Login

GPC Members Login
If you have any problems or have forgotten your login please contact [email protected]


Nuclear events make a flower bloom

Flowers do more than give plants beautiful lovely colors and fragrances. They are the reproductive organs of the plant. Their formation depends on strict nuclear events that if compromised can leave the plant sterile. A new study by researchers at the Nara Institute of Science and Technology (NAIST) shows how two transcription factors, AGAMOUS and CRABS CLAW, bind sequentially to the gene YUC4, which is responsible for synthesizing the plant hormone auxin. The findings, which can be read in Nature Communications, provide an epigenetic explanation for proper formation of the gynoecium, the female reproductive organ of flowering plants.
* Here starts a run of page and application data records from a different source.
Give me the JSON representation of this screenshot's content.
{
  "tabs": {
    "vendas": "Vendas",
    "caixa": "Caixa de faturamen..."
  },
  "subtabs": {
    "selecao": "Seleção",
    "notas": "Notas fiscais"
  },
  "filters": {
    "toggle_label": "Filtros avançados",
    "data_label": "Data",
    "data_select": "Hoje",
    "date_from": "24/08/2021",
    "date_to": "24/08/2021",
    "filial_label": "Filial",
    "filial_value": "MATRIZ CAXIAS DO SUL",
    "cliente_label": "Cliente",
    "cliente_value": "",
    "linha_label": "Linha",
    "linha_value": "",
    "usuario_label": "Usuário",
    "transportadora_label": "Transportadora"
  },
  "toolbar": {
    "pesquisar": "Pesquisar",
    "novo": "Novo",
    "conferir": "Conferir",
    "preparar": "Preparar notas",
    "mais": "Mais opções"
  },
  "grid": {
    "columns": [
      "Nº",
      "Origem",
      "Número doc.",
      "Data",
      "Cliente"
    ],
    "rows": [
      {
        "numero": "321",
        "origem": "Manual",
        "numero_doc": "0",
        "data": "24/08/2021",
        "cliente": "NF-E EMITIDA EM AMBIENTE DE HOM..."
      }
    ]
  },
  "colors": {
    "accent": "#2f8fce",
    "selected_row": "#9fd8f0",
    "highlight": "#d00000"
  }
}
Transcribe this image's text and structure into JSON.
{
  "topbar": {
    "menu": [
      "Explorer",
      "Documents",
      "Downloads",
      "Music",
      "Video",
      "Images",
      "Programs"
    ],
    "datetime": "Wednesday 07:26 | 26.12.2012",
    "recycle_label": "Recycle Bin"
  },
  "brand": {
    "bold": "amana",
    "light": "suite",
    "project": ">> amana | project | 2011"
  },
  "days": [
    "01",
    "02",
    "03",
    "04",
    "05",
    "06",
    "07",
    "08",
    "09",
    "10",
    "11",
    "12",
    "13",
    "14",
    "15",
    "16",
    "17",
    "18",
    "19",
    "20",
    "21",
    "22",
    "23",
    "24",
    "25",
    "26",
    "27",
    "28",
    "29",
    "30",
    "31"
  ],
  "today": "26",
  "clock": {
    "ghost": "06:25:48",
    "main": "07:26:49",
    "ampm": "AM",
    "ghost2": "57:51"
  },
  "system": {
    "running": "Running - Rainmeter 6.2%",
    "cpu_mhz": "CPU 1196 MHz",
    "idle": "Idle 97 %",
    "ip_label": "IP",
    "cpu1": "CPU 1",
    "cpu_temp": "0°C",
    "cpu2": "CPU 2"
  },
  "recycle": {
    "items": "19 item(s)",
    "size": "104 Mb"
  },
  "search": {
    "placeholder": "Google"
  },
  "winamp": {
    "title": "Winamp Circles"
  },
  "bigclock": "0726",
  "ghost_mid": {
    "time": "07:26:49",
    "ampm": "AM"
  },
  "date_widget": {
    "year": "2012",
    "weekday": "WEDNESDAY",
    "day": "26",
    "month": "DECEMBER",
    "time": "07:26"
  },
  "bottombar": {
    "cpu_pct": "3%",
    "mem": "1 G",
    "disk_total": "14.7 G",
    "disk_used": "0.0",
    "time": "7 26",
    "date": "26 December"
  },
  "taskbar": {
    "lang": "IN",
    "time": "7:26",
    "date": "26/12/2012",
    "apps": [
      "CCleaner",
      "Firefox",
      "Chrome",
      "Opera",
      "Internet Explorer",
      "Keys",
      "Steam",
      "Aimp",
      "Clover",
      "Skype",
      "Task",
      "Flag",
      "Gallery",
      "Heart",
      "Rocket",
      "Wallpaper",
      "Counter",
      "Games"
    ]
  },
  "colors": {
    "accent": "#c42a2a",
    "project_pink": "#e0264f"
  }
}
Flowers consist of floral organs, the number of which is determined by growth and termination of the floral meristem. To study the molecular events inside the nucleus that determine the termination, NAIST Professor Toshiro Ito and his research team have been investigating epigenetic regulation by transcription factors.

"AGAMOUS is a master regulator of floral meristem termination. One of its targets is CRABS CLAW. CRABS CLAW regulates plant stem cell growth and differentiation," says lab member and Assistant Professor Nobutoshi Yamaguchi, who led the study.

Both AGAMOUS and CRABS CLAW are well known to plant scientists, but how they control common target genes has remained a mystery. Using mutated versions of Arabidopsis plants, the researchers found that AGAMOUS and CRABS CLAW bind to YUC4, but at different locations and in a specific sequence.

"The binding of CRABS CLAW happened after the binding of AGAMOUS. AGAMOUS binding opened the chromatin to expose the YUC4 promoter site. This feed-forward loop terminated the floral meristem and allowed gynoecium formation," explains Professor Toshiro Ito.

Although the bindings sites for AGAMOUS and CRABS CLAW were close to one another, the two transcription factors did not interact with one another. Instead, AGAMOUS formed a complex with CHR11 and CHR17, two known chromatin-remodeling proteins, before binding to YUC4. Thus, AGAMOUS activated CRABS CLAW, resulting in a synergistic activation of YUC4 by the two transcription factors.

Yamaguchi says the regulation of the chromatin state by AGAMOUS and CRABS CLAW provides crucial insights on plant flowering that can be exploited in agriculture.

"The feed-forward loop may be important to activate YUC4 at the correct time and place. Controlling the feed-forward loops could allow us to grow plants that produce more or bigger fruits," he says.

Read the paper: Nature Communications

Article source: NAIST

Image credit: CCO Public domain

News

Scientists engineer shortcut for photosynthetic glitch, boost crop growth 40%

Plants convert sunlight into energy through photosynthesis; however, most crops on the planet are plagued by a photosynthetic glitch, and to deal with it, evolved an energy-expensive process called photorespiration that drastically suppresses their yield potential. Researchers from the University of Illinois and U.S. Department of Agriculture Agricultural Research Service report in the journal Science that crops engineered with a photorespiratory shortcut are 40 percent more productive in real-world agronomic conditions.


Should researchers engineer a spicy tomato?

The chili pepper, from an evolutionary perspective, is the tomato's long-lost spitfire cousin. They split off from a common ancestor 19 million years ago but still share some of the same DNA. While the tomato plant went on to have a fleshy, nutrient-rich fruit yielding bountiful harvests, the more agriculturally difficult chili plant went defensive, developing capsaicinoids, the molecules that give peppers their spiciness, to ward off predators.


European wheat lacks climate resilience

The climate is not only warming, it is also becoming more variable and extreme. Such unpredictable weather can weaken global food security if major crops such as wheat are not sufficiently resilient – and if we are not properly prepared.